- Coordinate your departure with people who will be traveling with you. Notify an out-of-area person of your plans.
- Secure your home.
- Put your disaster supplies kit in your vehicle. Double check evacuation routes and leave.
Who Should Plan to Leave Early
- Residents of low-lying areas
- Persons living in manufactured housing
- Persons with special needs -- including health or mobility related concerns
Secure Your Home
- Turn off gas, water & electricity
- Board up windows
- Draw drapes across windows
- Brace garage doors
- Bring in outdoor furniture and other loose objects, anchor items you cannot bring inside
- Place boats on trailers, tie them down close to home and fill with water
- Lock all windows and doors
- Make arrangements for animals (most shelters do not allow pets)
- Keep your vehicle in good repair with a full tank of fuel
- Check on friends and neighbors who may have special needs
- Prepare you disaster supplies kit now. Take it with you when you evacuate
- Secure you home quickly -- evacuate when asked to do so
- Have an out-of-area point of contact whom family and friends can call to learn your evacuation plans

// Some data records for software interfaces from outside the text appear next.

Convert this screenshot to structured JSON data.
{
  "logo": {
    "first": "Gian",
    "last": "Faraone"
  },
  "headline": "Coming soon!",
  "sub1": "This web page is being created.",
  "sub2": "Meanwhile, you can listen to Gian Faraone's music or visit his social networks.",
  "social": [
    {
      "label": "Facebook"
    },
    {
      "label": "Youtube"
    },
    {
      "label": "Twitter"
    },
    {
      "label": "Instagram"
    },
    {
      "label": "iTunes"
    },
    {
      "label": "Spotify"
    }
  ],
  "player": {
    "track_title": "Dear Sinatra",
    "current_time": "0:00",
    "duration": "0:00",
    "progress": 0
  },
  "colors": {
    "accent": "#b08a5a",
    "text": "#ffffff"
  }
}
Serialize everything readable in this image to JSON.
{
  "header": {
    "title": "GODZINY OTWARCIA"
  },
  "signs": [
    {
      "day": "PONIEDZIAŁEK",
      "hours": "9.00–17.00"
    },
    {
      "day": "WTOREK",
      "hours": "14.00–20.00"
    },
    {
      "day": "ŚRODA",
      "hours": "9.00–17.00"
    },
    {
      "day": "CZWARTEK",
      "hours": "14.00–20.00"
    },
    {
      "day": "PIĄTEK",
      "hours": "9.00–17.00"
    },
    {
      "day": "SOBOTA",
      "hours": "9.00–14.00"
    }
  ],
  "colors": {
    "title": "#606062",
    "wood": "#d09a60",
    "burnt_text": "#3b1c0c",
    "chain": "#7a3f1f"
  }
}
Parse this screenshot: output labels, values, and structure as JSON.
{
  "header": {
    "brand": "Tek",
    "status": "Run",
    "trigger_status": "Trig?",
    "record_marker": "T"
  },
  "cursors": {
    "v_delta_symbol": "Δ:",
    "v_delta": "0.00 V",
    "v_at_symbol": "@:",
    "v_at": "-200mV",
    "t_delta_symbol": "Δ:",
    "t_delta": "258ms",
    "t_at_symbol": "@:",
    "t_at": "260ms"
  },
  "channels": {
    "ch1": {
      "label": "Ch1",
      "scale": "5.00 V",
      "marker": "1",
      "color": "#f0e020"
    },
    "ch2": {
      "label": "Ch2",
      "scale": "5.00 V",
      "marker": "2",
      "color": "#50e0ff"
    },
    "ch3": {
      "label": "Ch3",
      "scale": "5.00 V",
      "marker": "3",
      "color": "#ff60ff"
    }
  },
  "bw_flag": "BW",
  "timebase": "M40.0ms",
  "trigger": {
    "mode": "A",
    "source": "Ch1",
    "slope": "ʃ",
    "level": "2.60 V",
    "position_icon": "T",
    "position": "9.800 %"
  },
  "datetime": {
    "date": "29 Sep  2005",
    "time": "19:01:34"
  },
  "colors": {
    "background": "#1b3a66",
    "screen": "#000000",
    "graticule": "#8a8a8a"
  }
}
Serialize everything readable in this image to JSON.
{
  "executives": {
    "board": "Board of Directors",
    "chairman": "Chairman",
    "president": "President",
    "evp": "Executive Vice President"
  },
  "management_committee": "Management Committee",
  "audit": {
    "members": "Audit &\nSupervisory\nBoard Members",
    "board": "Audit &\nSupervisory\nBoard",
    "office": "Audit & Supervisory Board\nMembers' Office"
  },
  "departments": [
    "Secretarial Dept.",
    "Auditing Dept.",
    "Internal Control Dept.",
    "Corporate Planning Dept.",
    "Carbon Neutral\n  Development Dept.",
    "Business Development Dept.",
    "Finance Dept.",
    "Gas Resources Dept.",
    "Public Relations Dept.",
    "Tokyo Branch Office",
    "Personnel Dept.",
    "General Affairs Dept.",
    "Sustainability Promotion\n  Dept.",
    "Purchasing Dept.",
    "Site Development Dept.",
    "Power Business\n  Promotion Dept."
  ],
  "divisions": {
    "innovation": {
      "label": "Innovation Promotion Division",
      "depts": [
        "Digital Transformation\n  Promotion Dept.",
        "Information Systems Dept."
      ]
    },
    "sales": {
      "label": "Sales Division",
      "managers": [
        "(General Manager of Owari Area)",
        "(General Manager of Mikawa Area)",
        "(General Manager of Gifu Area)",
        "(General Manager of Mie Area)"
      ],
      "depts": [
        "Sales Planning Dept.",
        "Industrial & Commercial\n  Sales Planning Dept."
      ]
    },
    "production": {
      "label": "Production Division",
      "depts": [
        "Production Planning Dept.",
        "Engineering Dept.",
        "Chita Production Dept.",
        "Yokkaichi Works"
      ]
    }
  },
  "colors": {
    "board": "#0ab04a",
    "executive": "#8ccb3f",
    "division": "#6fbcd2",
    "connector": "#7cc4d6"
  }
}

- If possible, take a CB Radio or cell phone with you. Use it only in emergencies.
- Monitor Emergency Alert Stations (EAS) for the latest news or information.
Your Disaster Supplies Kit:
- Can Opener
- 3-Day Supply of Non-Perishable Food
- Bedding or Sleeping Bags
- Fire Extinguisher
- Bleach (no lemon or other additives)
- Mosquito repellent
- Extra Prescription Medicine (or refill information)
- Baby food, diapers and formula
- First Aid Kit
- Water (gallon per person per day)
- Eating Utensils
- Tarp, Rope & Duct Tape
- Toilet Paper
- Batter-Operated Radio
- Extra Batteries
- Extra Keys
- Eyeglasses (or prescription)
- Hearing Aid or Other Special Items
- Important Papers including Insurance, Money, Checks or Credit Cards
- Name, Address and Telephone Number of Out-of-Area Contact Person
After A Severe Tropical Storm or Hurricane
Stay out of disaster areas which could be dangerous and where your presence will interfere with essential rescue and recovery work. Do not drive unless you must. Roads should be left clear for emergency vehicles and debris removal equipment. Remember, debris-filled streets are dangerous.
Along the coast, soil may erode beneath pavement or bridge supports, which could collapse under the weight of a car. Be wary of inland flooding. Citizens returning home should expect the worst and take precautions to assure their safety.
Precautions to take when returning home:
- Do not use the telephone except for major emergencies.
- Beware of loose or dangling power lines. Many lives are lost through electrocution.
- Walk or drive cautiously. Watch out for snakes.
- Do not use water until you receive word that it is safe. Eat only foods you are absolutely sure are safe. If power has been out, food that was refrigerated or frozen may not be safe to eat.
- Don't light candles. Do not attempt to turn on utilities.
- Be wary of dangerous or frightened animals.
- Use care handling power tools, gas lanterns, generators and matches.
- Call your insurance company to file a claim if your home is damaged, ask your insurance company for financial help.
- Listen to local radio stations for official disaster relief information and instructions.
- State of Louisiana Hazard Mitigation Strategy – Volume I
- State of Louisiana Hazard Mitigation Plan Update – Final Draft, March 10, 2011
- Hurricane FAQs - http://www.aoml.noaa.gov/hrd/tcfaq/tcfaqHED.html